EXTRACTED INFORMATION

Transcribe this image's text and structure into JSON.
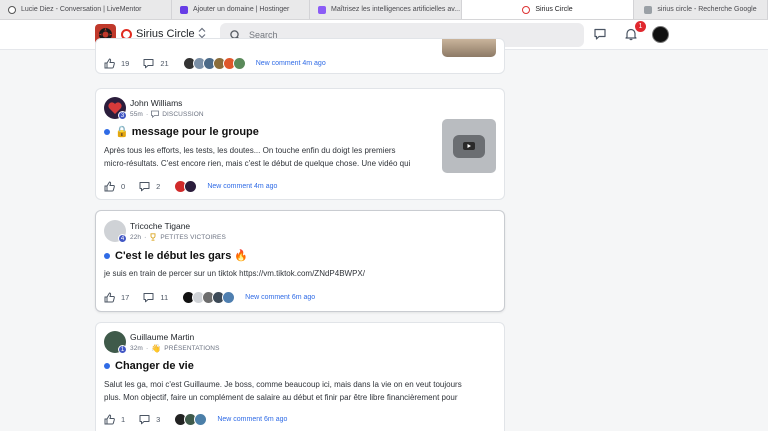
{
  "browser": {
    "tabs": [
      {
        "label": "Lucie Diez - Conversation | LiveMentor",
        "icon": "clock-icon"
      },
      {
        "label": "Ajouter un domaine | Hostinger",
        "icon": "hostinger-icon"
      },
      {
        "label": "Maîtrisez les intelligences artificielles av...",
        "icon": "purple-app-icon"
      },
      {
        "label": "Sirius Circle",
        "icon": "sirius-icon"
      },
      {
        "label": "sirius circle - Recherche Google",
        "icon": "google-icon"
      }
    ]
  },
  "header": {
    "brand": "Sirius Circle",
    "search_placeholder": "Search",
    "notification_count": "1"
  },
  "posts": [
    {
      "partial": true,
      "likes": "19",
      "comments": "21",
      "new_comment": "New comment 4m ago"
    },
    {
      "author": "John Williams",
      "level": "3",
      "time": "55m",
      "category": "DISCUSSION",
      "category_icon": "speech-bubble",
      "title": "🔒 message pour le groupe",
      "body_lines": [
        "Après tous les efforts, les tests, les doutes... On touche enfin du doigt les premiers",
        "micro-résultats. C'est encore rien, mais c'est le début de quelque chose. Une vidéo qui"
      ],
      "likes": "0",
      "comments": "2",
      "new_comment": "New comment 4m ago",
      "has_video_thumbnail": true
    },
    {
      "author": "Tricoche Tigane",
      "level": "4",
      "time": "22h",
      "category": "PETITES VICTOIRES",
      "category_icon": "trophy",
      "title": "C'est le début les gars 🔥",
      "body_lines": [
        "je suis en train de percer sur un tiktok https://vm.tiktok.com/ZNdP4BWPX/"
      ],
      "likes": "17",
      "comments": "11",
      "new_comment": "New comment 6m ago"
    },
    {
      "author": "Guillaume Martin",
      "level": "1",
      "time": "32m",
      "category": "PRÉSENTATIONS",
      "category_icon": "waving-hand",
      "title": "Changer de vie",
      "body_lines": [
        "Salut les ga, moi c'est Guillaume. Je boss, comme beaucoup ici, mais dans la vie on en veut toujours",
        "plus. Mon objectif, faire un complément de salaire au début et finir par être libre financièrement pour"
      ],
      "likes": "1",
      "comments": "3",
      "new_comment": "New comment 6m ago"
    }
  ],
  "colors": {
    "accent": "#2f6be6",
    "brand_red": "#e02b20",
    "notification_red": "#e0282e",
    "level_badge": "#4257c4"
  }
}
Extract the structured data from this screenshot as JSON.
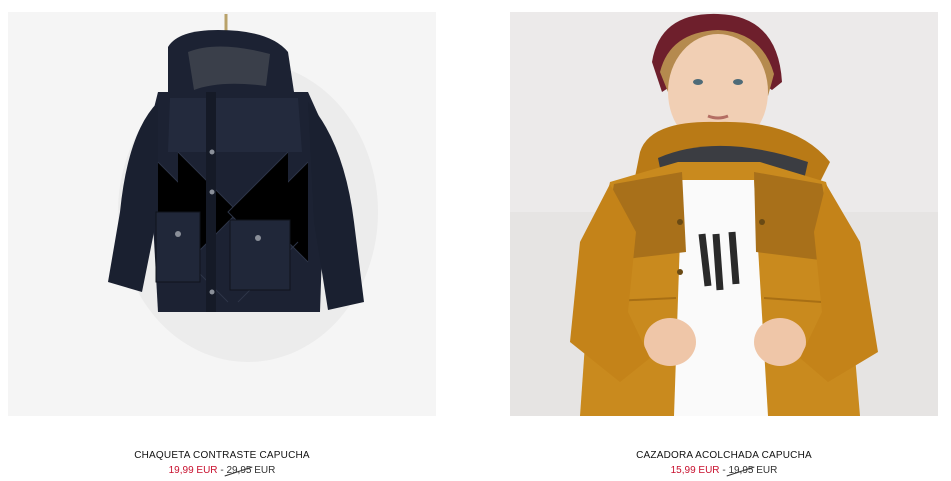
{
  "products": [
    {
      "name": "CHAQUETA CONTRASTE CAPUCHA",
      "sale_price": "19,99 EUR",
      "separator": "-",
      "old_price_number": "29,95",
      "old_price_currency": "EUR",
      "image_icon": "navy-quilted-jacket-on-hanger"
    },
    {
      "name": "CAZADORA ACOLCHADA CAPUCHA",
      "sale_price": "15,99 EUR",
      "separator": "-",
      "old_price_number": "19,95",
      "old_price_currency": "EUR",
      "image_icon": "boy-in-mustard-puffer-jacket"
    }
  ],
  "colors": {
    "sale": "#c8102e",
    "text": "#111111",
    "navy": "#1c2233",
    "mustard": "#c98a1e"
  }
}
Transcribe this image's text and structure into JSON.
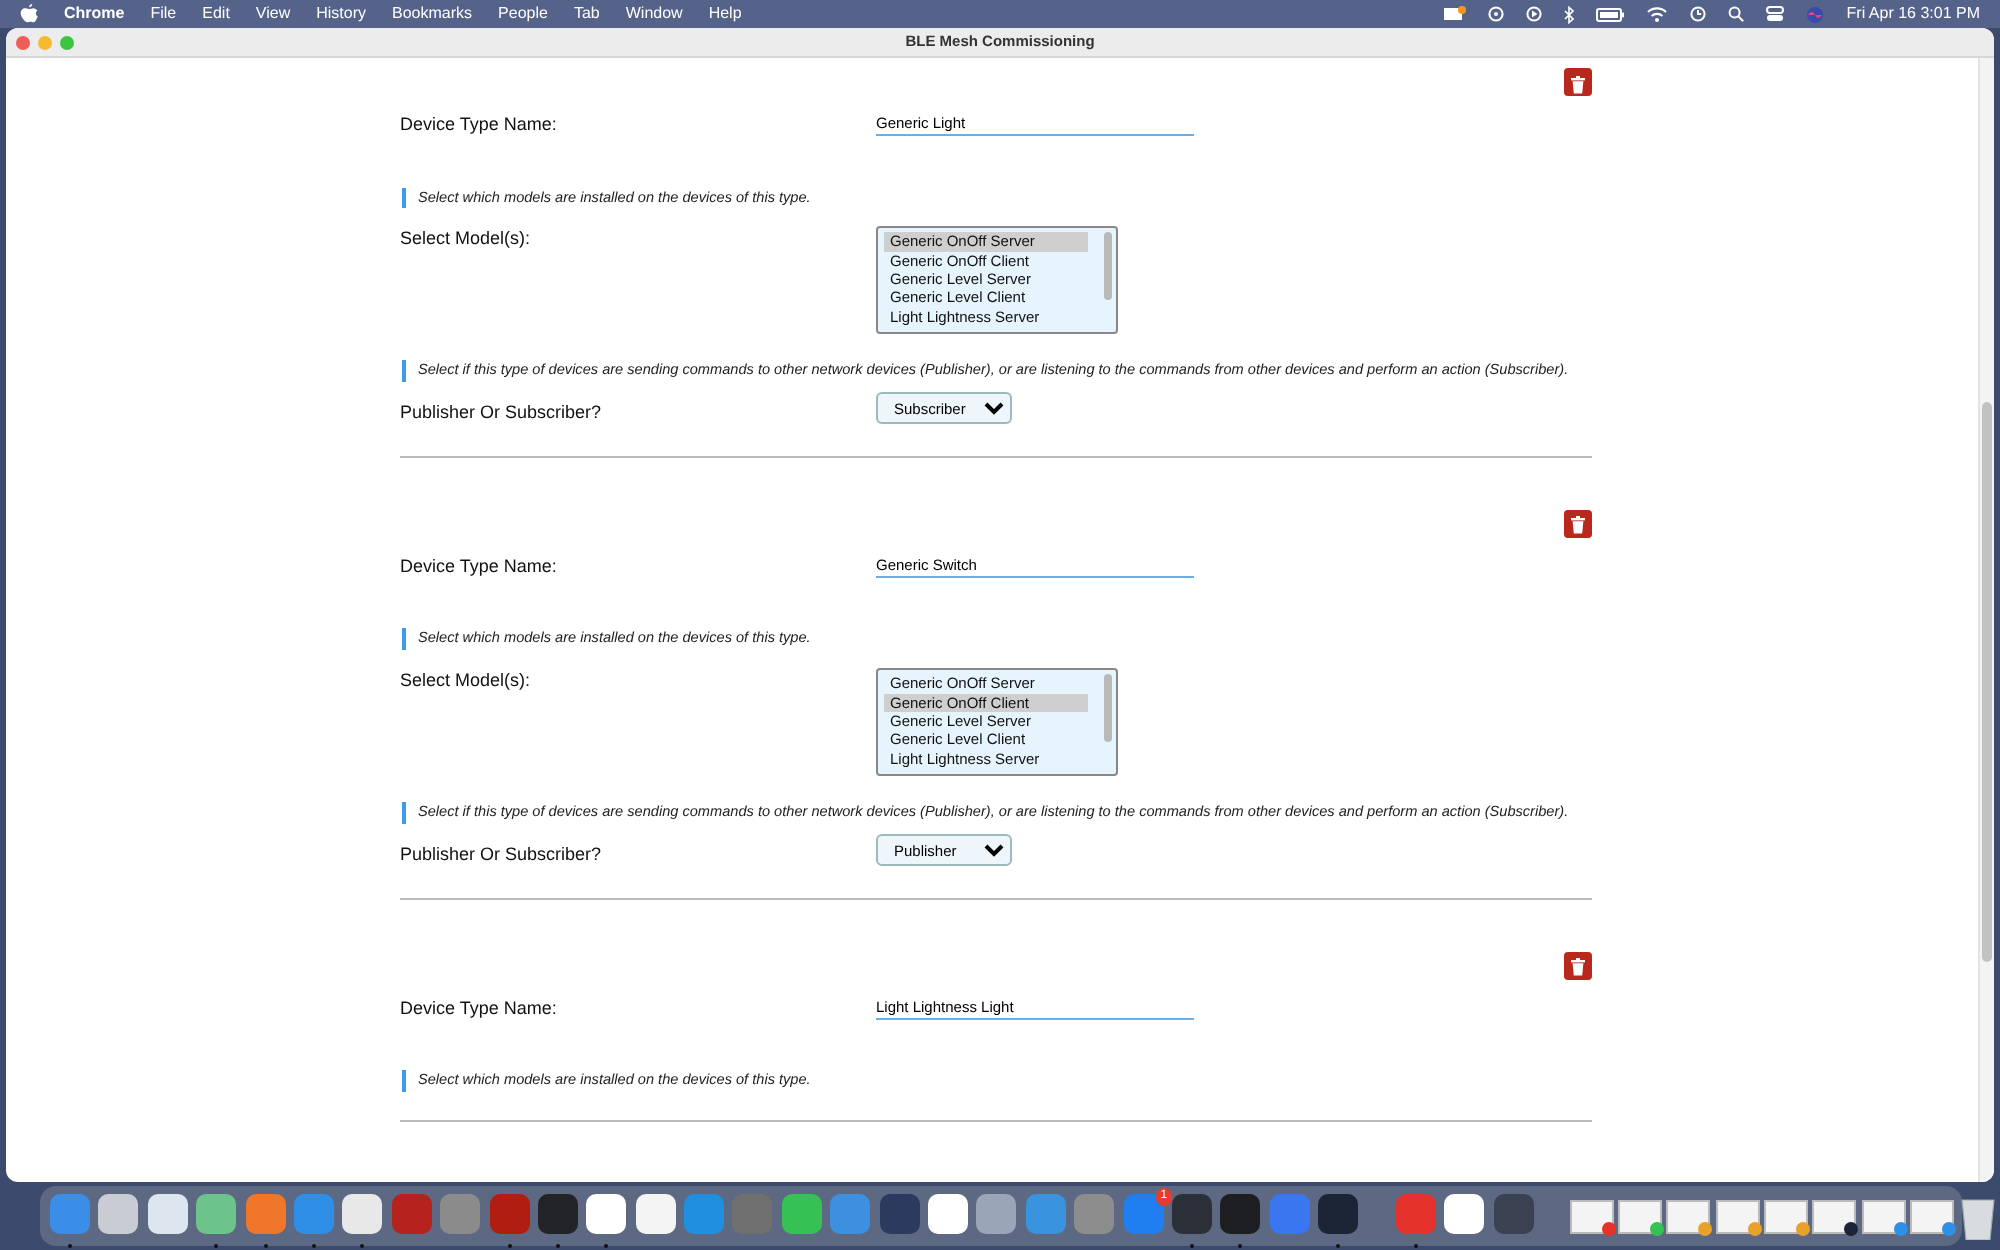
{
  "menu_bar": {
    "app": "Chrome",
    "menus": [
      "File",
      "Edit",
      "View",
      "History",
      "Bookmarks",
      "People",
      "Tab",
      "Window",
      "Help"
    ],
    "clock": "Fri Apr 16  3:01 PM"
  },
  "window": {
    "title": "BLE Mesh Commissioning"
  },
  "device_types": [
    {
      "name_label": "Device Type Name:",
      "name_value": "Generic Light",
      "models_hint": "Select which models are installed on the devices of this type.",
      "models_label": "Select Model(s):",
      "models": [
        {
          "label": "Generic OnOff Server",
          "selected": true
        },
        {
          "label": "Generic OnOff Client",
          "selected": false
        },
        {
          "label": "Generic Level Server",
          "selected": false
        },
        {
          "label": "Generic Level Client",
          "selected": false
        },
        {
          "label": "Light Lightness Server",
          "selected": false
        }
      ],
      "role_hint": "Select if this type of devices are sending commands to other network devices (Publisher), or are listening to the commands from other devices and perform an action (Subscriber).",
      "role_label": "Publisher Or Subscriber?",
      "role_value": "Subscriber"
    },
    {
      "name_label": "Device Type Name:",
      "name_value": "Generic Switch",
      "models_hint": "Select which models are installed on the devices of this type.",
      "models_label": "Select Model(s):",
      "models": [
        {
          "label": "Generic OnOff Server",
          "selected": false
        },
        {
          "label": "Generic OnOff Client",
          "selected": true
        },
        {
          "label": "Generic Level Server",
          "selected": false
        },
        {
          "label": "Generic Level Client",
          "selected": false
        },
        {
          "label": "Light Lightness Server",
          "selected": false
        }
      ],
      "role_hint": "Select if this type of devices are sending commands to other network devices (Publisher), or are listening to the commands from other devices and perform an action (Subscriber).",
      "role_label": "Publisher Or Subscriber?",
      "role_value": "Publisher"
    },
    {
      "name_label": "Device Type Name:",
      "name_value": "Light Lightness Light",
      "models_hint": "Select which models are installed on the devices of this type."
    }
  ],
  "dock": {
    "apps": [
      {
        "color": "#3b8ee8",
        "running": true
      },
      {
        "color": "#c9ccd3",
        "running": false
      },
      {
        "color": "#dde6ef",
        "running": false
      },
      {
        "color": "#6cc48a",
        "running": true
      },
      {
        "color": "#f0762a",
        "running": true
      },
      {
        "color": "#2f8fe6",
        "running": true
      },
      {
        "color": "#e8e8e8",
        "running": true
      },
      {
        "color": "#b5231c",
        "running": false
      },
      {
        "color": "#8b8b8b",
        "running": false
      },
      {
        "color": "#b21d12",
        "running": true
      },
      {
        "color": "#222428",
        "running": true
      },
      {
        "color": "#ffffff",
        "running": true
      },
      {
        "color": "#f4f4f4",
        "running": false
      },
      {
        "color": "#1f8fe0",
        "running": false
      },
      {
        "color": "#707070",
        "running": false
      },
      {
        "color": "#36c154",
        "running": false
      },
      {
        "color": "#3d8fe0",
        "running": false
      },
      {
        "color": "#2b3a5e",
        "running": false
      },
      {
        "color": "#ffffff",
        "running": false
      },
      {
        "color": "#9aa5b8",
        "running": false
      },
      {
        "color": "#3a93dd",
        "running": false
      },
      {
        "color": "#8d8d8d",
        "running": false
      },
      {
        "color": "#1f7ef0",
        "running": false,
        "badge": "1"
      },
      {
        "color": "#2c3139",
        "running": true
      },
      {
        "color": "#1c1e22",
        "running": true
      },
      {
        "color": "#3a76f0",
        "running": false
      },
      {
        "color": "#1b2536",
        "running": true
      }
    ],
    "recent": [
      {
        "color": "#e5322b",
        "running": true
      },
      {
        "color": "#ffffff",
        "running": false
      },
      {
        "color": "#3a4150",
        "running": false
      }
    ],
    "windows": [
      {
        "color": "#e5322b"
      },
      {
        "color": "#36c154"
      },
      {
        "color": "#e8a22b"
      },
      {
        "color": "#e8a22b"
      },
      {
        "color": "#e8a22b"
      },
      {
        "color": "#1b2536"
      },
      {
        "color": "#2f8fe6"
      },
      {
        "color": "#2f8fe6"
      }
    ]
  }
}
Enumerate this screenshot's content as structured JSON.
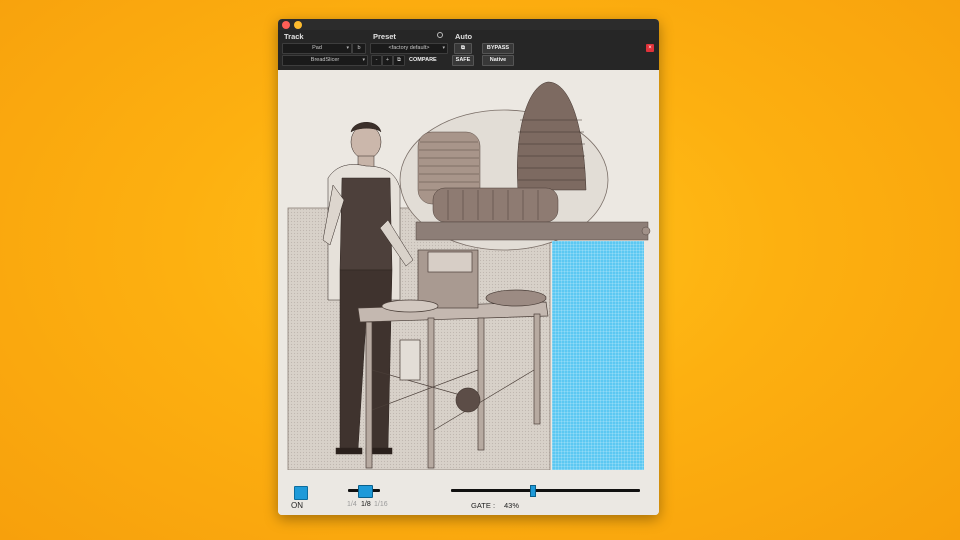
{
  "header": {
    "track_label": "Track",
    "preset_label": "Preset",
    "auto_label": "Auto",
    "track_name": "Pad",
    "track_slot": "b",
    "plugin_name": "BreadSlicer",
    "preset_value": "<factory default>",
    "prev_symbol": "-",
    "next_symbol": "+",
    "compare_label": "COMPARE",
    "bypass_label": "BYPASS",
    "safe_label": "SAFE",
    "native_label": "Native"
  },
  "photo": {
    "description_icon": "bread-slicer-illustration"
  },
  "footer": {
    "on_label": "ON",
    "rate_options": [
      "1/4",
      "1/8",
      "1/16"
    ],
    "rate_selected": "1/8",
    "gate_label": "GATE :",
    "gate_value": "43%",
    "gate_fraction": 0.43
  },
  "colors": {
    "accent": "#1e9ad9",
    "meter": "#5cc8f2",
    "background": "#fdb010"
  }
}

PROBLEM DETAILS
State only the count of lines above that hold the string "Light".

ANSWER FOR THIS EXERCISE
4